But, despite Profitable’s ambition to be “internationally recognised as a premier provider of Strategic Global Investment”, the group is arguably a long way off that goal.
Profitable is heavily involved in controversial real estate investment schemes that critics describe as “land-banking” and its Malaysian subsidiary (Profitable Plots Sdn Bhd) is currently under investigation by the Malaysian Companies Commission following a raid on its offices in October.
A UK subsidiary, The Profitable Plot Company, was voluntarily liquidated in 2007 after failing to “turn a penny”, according to the group’s chief executive John Gaunt.
However, he insisted that Profitable’s investment schemes do not amount to land-banking and denied any wrongdoing.
Land-banking schemes involve companies buying up greenfield sites in the UK, splitting up the land into small parcels and then selling them on to investors at a premium based on the hope that they can obtain planning permission for large-scale developments and eventually flog the land to developers for a substantial profit.
But councils very rarely grant planning permission for developments on Green Belt land and without this, it is very difficult for investors to recoup their initial outlay.
While Profitable’s approach appears very similar, Gaunt insisted that it was “not fair” to describe Profitable’s investment schemes as land-banking because their investors own the title to their real estate outright.
Land-banking is not illegal in the UK but the Financial Services Authority has warned that "there is a risk that many of these schemes are in breach of the financial regulation regime" and it launched a crackdown in 2007.
Like other such companies, Profitable targets investors in Singapore and Malaysia, many of whom view UK land as a prized asset, and often promises spectacular rates of return.

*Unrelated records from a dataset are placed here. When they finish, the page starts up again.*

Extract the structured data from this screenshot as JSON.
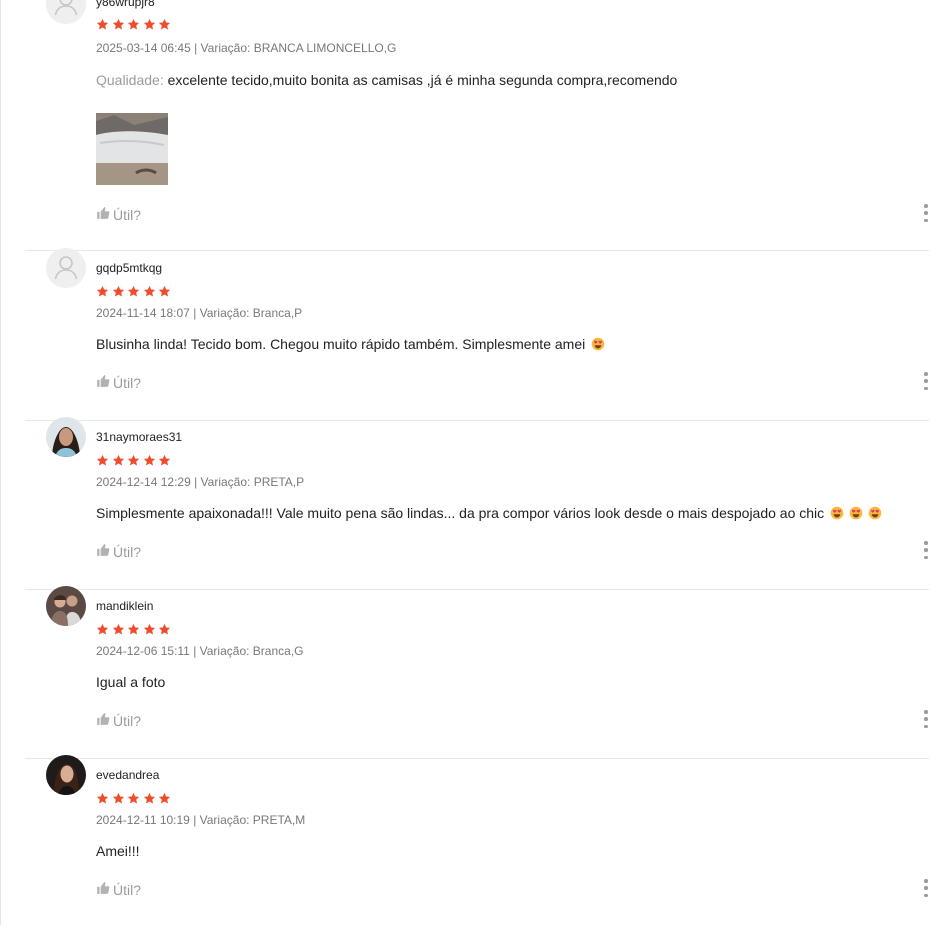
{
  "colors": {
    "star": "#ee4d2d",
    "separator": "#e8e8e8",
    "meta": "#757575"
  },
  "reviews": [
    {
      "username": "y86wrupjr8",
      "rating": 5,
      "date": "2025-03-14 06:45",
      "variation": "BRANCA LIMONCELLO,G",
      "text_label": "Qualidade:",
      "text": "excelente tecido,muito bonita as camisas ,já é minha segunda compra,recomendo",
      "emojis": 0,
      "has_photo": true,
      "avatar": "default-user-icon",
      "useful_label": "Útil?"
    },
    {
      "username": "gqdp5mtkqg",
      "rating": 5,
      "date": "2024-11-14 18:07",
      "variation": "Branca,P",
      "text_label": "",
      "text": "Blusinha linda! Tecido bom. Chegou muito rápido também. Simplesmente amei",
      "emojis": 1,
      "has_photo": false,
      "avatar": "default-user-icon",
      "useful_label": "Útil?"
    },
    {
      "username": "31naymoraes31",
      "rating": 5,
      "date": "2024-12-14 12:29",
      "variation": "PRETA,P",
      "text_label": "",
      "text": "Simplesmente apaixonada!!! Vale muito pena são lindas... da pra compor vários look desde o mais despojado ao chic",
      "emojis": 3,
      "has_photo": false,
      "avatar": "photo-woman-light",
      "useful_label": "Útil?"
    },
    {
      "username": "mandiklein",
      "rating": 5,
      "date": "2024-12-06 15:11",
      "variation": "Branca,G",
      "text_label": "",
      "text": "Igual a foto",
      "emojis": 0,
      "has_photo": false,
      "avatar": "photo-couple",
      "useful_label": "Útil?"
    },
    {
      "username": "evedandrea",
      "rating": 5,
      "date": "2024-12-11 10:19",
      "variation": "PRETA,M",
      "text_label": "",
      "text": "Amei!!!",
      "emojis": 0,
      "has_photo": false,
      "avatar": "photo-woman-dark",
      "useful_label": "Útil?"
    }
  ]
}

An advert run by the Profitable Group on national TV in Singapore last October claimed that it could generate "estimated returns" of 250% over three years for investors who put in £8,000.
Regulators around the world have grown increasingly concerned about land-banking in recent years and Profitable Plots’ Kuala Lumpur office was raided by the Malaysia Companies Commission in October as part of a wider investigation into possible breaches of Malaysian corporate law by real estate investment companies.

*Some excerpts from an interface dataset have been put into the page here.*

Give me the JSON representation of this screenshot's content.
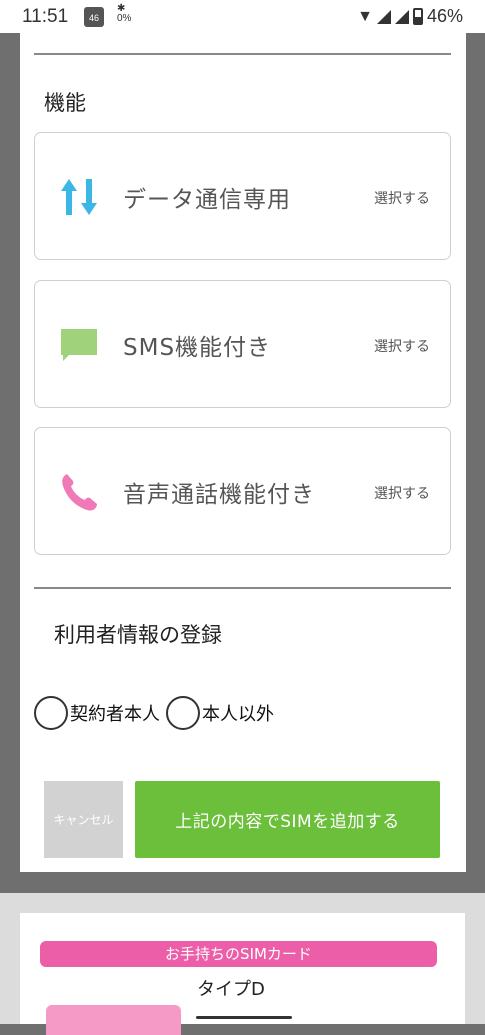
{
  "status_bar": {
    "time": "11:51",
    "app_badge": "46",
    "data_rate": "0%",
    "battery": "46%"
  },
  "functions_section": {
    "title": "機能",
    "select_label": "選択する",
    "options": [
      {
        "label": "データ通信専用",
        "icon": "up-down-arrows-icon",
        "color": "#3bb7e6"
      },
      {
        "label": "SMS機能付き",
        "icon": "chat-bubble-icon",
        "color": "#9fd27a"
      },
      {
        "label": "音声通話機能付き",
        "icon": "phone-icon",
        "color": "#f07ab8"
      }
    ]
  },
  "user_section": {
    "title": "利用者情報の登録",
    "radio_options": [
      "契約者本人",
      "本人以外"
    ]
  },
  "actions": {
    "cancel_label": "キャンセル",
    "add_label": "上記の内容でSIMを追加する"
  },
  "background_content": {
    "banner": "お手持ちのSIMカード",
    "type_label": "タイプD"
  },
  "colors": {
    "accent_green": "#6bbf3a",
    "accent_pink": "#ec5fa8"
  }
}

An official from the Malaysian Companies Commission confirmed to me yesterday that Profitable is still under investigation following the raid. However, Gaunt told me last night that he had taken the Commission to court over its behaviour toward the company.

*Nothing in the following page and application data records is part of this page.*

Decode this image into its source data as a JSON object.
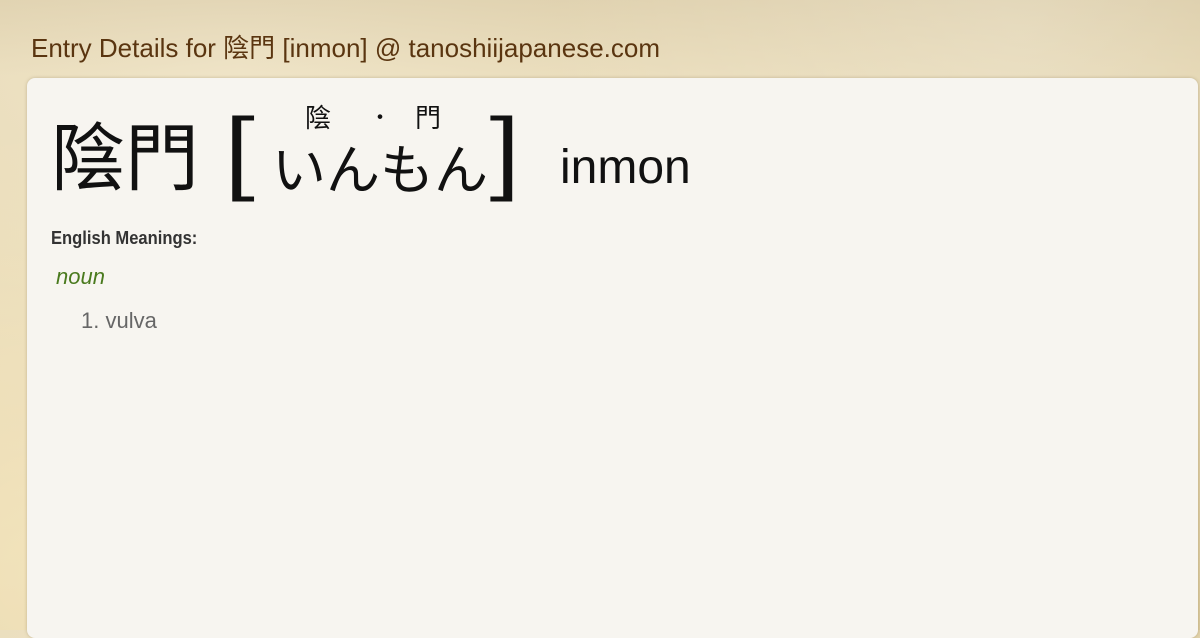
{
  "page": {
    "title": "Entry Details for 陰門 [inmon] @ tanoshiijapanese.com"
  },
  "entry": {
    "kanji": "陰門",
    "bracket_open": "[",
    "bracket_close": "]",
    "furigana": {
      "kanji_1": "陰",
      "separator": "・",
      "kanji_2": "門"
    },
    "kana": "いんもん",
    "romaji": "inmon"
  },
  "meanings": {
    "heading": "English Meanings:",
    "part_of_speech": "noun",
    "definitions": [
      "1. vulva"
    ]
  },
  "colors": {
    "title": "#5a3510",
    "pos": "#4a7a1e",
    "definition": "#666666",
    "card": "#f7f5f0"
  }
}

“They were of the opinion that we were a collective scheme – but we aren’t because we sold freehold title,” he claimed. “If you buy land from us, you get the title. We’ve had a court hearing and we’re awaiting judgement. We’ve had no contact with them for a sustained period of time.”
Although many of its land investment schemes are based in the UK – in places such as Hounslow and Colchester – Gaunt says that Profitable no longer takes on British investors after its UK subsidiary was voluntarily wound up.
“We don’t take UK business,” he said. “The business regulations in the UK and the manner in which the UK is structured are not conducive to doing business – it’s easier to do business elsewhere.”
A number of consumer websites (and The Guardian’s consumer champion Tony Levene) have warned investors against putting their money into schemes run by Profitable, but Gaunt claimed that “complaints are invariably made by some anonymous person writing under a nom de plume”.
“Show me one person that has lost money with us,” he added. “No-one has lost money. If there was anything illegal about our schemes, one of the most regulated societies in world, Singapore, would have closed us down long ago.”